■ ACTIVITY: Copy every line of the data in which the word "structured" occurs.

== MATERIAL PROVIDED ==

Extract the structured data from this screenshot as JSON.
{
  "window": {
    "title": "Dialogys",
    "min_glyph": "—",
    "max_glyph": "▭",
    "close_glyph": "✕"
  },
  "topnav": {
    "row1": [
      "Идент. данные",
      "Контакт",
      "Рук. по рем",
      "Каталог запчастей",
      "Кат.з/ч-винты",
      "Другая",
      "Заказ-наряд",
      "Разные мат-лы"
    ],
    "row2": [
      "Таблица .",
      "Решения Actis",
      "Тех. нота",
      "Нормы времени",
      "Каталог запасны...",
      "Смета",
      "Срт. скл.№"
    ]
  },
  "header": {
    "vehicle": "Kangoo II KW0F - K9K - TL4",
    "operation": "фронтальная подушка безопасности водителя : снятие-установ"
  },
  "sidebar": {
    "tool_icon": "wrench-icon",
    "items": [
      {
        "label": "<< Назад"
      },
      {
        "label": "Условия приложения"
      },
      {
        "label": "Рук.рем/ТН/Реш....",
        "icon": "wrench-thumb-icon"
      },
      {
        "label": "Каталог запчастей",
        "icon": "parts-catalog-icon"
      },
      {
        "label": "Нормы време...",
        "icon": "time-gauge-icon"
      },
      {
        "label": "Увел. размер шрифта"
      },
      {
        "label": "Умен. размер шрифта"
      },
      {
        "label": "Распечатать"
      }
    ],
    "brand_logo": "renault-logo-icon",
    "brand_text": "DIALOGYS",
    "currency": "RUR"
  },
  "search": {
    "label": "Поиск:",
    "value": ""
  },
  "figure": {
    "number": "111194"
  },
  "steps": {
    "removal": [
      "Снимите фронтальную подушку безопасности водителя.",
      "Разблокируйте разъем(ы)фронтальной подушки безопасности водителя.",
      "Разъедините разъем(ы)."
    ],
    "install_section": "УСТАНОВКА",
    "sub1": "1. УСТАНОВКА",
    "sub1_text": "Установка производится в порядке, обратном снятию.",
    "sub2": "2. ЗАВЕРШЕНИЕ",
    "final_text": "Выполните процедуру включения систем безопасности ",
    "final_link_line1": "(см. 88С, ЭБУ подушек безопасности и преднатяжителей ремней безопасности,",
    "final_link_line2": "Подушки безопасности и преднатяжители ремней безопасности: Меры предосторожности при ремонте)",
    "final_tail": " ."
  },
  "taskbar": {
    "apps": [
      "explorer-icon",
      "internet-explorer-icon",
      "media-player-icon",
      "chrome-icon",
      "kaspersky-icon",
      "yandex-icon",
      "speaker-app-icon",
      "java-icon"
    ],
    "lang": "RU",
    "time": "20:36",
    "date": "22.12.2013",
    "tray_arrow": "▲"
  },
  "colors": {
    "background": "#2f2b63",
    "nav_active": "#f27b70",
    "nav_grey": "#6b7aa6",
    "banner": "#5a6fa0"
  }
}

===
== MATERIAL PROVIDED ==

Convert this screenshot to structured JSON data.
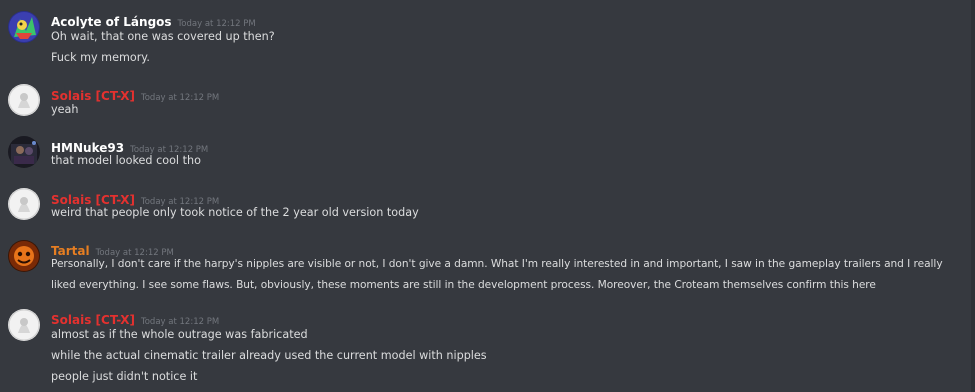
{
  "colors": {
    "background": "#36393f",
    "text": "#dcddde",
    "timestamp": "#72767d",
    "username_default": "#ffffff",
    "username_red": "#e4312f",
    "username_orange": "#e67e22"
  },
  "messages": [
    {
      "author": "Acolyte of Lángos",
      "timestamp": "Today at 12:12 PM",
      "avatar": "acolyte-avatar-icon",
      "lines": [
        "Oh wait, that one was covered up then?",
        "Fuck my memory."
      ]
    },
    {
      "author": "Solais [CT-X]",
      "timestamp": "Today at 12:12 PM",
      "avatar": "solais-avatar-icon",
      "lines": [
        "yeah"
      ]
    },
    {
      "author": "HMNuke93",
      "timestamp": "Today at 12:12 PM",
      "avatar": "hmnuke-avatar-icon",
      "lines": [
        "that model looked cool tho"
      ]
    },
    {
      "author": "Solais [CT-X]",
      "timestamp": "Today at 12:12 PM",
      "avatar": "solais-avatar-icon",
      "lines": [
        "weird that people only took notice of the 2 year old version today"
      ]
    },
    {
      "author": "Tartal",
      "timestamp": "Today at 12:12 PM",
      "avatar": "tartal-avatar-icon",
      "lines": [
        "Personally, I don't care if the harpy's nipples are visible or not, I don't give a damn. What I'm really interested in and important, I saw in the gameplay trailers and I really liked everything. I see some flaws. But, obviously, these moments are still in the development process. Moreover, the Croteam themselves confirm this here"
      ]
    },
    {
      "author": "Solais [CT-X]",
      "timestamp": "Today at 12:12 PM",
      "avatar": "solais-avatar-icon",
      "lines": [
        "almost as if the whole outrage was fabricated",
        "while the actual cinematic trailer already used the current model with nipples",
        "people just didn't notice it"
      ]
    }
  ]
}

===

■ SOLUTION FOR THIS PROBLEM:
Extract the structured data from this screenshot as JSON.
Convert this screenshot to structured JSON data.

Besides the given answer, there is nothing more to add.